■ Work to complete
Return every line from the records below with the string "value".
== Segment start ==
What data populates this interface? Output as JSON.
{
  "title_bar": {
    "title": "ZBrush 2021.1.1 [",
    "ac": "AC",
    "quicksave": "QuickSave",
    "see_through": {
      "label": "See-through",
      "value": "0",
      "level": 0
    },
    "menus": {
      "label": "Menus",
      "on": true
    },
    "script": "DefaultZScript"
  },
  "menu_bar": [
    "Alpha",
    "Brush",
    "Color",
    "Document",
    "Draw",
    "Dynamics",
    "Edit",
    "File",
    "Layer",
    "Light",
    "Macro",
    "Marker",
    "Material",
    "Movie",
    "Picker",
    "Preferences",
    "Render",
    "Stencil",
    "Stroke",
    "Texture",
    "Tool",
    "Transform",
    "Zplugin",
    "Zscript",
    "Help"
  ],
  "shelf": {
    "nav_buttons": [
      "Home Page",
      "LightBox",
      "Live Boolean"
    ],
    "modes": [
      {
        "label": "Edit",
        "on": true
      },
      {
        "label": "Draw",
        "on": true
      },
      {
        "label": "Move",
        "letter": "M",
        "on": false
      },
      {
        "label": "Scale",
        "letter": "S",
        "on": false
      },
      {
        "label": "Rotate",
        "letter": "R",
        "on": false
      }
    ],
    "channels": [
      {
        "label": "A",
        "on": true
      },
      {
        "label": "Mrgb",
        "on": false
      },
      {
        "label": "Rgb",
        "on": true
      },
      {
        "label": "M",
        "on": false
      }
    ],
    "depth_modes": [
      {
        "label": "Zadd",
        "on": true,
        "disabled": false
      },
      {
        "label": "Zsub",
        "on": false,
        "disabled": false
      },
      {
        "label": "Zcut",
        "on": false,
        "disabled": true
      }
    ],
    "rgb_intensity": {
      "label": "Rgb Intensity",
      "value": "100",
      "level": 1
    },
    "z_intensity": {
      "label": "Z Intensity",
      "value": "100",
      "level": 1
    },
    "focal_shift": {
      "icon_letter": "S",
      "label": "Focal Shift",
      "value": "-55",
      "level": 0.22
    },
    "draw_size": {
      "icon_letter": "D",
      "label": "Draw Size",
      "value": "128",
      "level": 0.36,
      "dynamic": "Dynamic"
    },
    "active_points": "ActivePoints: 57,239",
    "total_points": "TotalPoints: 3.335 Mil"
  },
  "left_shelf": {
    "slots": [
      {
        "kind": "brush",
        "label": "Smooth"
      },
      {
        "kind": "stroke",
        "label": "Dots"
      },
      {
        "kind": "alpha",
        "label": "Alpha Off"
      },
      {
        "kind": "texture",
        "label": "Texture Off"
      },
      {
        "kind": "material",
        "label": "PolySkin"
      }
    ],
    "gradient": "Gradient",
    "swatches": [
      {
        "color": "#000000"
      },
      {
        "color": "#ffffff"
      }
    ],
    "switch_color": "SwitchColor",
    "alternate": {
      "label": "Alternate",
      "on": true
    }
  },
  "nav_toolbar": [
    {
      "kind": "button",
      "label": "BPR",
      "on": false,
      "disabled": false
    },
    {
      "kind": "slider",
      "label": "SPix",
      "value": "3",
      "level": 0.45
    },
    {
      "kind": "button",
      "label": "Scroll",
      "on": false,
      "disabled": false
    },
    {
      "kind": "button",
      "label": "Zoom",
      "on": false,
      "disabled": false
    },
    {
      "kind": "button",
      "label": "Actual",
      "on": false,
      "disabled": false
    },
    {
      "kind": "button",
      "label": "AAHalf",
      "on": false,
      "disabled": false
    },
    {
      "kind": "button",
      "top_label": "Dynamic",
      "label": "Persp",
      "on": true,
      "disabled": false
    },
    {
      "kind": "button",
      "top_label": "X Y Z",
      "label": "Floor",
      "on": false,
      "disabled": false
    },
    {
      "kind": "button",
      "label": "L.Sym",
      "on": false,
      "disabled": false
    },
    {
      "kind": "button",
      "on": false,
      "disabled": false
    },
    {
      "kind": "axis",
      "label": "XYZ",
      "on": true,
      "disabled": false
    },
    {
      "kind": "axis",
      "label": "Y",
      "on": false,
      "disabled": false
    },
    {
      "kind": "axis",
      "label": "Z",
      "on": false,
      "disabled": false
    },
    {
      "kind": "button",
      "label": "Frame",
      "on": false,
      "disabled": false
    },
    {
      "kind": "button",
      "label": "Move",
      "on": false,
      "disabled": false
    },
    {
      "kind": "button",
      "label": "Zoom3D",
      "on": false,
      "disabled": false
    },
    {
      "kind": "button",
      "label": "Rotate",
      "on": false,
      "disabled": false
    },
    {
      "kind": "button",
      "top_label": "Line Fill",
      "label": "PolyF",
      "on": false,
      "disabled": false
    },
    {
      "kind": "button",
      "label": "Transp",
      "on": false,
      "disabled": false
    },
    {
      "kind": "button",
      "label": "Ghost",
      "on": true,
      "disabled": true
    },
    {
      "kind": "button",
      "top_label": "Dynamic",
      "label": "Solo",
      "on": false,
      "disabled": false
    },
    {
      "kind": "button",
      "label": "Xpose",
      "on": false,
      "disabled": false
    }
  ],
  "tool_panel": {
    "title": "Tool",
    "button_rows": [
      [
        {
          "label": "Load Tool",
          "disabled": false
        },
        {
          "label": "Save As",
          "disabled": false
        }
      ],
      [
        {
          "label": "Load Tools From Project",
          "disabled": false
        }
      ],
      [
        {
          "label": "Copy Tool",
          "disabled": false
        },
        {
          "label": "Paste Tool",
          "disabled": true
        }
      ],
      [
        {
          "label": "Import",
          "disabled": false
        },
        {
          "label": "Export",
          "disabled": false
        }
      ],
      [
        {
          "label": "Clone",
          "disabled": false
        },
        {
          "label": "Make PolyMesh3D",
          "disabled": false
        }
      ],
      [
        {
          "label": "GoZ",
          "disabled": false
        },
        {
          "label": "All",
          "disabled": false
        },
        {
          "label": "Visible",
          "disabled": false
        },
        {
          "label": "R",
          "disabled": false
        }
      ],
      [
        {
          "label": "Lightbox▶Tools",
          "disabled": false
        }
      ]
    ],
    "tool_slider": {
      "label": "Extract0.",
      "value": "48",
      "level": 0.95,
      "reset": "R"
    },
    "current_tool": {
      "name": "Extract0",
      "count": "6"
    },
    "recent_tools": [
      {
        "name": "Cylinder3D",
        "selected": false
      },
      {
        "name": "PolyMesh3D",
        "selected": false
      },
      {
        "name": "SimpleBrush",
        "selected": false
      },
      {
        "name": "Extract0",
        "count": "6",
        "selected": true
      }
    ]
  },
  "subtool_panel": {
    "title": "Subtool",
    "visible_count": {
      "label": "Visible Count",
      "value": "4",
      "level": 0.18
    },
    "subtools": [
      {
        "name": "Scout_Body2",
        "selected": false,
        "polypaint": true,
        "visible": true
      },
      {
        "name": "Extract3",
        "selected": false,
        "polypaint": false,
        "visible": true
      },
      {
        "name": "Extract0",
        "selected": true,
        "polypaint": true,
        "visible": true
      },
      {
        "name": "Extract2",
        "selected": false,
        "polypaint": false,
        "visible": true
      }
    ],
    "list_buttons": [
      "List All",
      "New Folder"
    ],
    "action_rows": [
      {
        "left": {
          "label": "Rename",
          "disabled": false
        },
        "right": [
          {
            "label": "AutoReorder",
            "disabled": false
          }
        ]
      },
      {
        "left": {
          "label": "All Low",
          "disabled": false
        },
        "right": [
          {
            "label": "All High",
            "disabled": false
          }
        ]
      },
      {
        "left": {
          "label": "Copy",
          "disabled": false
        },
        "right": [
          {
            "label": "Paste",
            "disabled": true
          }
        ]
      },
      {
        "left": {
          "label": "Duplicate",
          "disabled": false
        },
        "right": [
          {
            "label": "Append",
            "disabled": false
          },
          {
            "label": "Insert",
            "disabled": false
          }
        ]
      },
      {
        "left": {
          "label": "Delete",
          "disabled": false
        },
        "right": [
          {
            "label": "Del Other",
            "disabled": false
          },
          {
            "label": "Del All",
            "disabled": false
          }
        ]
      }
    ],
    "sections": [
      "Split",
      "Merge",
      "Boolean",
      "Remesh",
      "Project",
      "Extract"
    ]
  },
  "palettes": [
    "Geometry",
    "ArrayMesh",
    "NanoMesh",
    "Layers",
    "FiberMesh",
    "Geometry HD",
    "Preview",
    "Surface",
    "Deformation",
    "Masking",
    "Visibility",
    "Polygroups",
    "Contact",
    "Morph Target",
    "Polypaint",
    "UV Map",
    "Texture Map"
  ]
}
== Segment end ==
■ Completed exercise
      "value": "0",
      "value": "100",
      "value": "100",
      "value": "-55",
      "value": "128",
      "value": "3",
      "value": "48",
      "value": "4",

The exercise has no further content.